jaybate 10 years, 9 months ago

rcjh22,

As I have said often, I just write fast, that's all. It is not hard work, like the other kinds of writing that I have done. Other kinds of writing are laborious and painstaking. The require collecting information and developing points of view and finding spines and editing and getting it right and understanding bureaucracies, or editors, or readers. What I write here is just something that comes out. I will think about why it does sometime after it stops coming out. For now I am just doing it and hoping a few a long the way occasionally find some bit or other worth reading. I am discovering what I am writing right along with you. Any transcendant thread of meaning still, fortunately, escapes me.

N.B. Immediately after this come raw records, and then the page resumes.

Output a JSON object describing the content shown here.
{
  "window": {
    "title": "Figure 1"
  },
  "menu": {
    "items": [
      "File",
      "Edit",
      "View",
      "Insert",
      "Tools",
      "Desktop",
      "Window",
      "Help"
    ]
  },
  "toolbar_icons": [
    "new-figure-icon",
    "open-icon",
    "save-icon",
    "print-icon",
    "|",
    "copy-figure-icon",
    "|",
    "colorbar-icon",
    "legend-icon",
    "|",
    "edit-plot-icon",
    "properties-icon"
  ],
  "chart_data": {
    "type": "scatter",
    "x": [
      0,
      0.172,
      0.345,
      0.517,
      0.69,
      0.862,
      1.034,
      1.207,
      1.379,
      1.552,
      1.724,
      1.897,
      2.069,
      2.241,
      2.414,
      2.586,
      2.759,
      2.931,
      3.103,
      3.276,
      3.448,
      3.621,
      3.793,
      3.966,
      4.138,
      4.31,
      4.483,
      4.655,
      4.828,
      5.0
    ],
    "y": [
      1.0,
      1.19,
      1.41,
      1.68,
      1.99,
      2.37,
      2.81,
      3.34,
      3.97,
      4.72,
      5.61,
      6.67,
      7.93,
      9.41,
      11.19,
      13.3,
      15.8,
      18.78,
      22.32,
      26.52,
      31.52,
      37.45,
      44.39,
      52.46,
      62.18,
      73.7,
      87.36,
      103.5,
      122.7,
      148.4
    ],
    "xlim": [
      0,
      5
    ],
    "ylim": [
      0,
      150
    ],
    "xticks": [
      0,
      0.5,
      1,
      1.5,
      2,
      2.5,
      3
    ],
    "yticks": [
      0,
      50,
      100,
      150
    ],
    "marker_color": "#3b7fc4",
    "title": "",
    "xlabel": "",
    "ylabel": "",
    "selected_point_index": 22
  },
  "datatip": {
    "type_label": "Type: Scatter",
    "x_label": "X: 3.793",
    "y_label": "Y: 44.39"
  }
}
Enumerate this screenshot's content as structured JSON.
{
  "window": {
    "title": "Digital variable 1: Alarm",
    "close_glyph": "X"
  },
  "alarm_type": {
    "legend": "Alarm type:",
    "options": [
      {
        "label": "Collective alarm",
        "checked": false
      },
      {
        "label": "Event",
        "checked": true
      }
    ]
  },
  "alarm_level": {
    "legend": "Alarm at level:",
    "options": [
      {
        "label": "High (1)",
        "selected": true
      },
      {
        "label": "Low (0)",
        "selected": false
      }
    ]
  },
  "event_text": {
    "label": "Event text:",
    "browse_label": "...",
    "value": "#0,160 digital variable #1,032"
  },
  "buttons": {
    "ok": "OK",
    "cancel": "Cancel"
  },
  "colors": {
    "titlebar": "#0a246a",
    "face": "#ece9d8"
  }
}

jchief40 10 years, 9 months ago

All this talk about CJ not being able to crack the starting lineup is bogus. CJ will play and play often. Take X's word for it. His last name should be enough to never second guess. Mark my words he'll contribute helluva lot more than the Morris twins did in their first year. The guy can shoot! 3 point threats from Collins, X Henry, and CJ!! Elijah is gonna be darn good too. To be honest it's Taylor and the Twins that really need to step up their game this year. Especially the Twins (especially Markieff). Hopefully they've bulked up a little bit and have been practicing their lay ups.

jchief40 10 years, 9 months ago

Don't get me wrong CJ may not start this year since we have Collins but after he leaves CJ will be the starting point guard.

jayhawkerCO 10 years, 9 months ago

i thinking manning would have had to had a few head coaching positions before we hire him as head coach here.

kubbjunkie 10 years, 8 months ago

Danny Manning would be a perfect coach for the University of Kansas. His players would be winners both on the court and off. They would have manners, class, and carry themselves with pride. I do not think for one moment that any of his players would be pulling on his jersey at the end of a game, or Dan allowing our fans to storm the court. He had class winning, as well as loosing, which the 88 team did several times that year. He has learned from the best and is one of the best college players ever. I hope he will have his chance to add another championship banner to the rafters of Allen Fieldhouse. Once a Jayhawk, Always and Jayhawk~ Rock Chalk!

Commenting has been disabled for this item.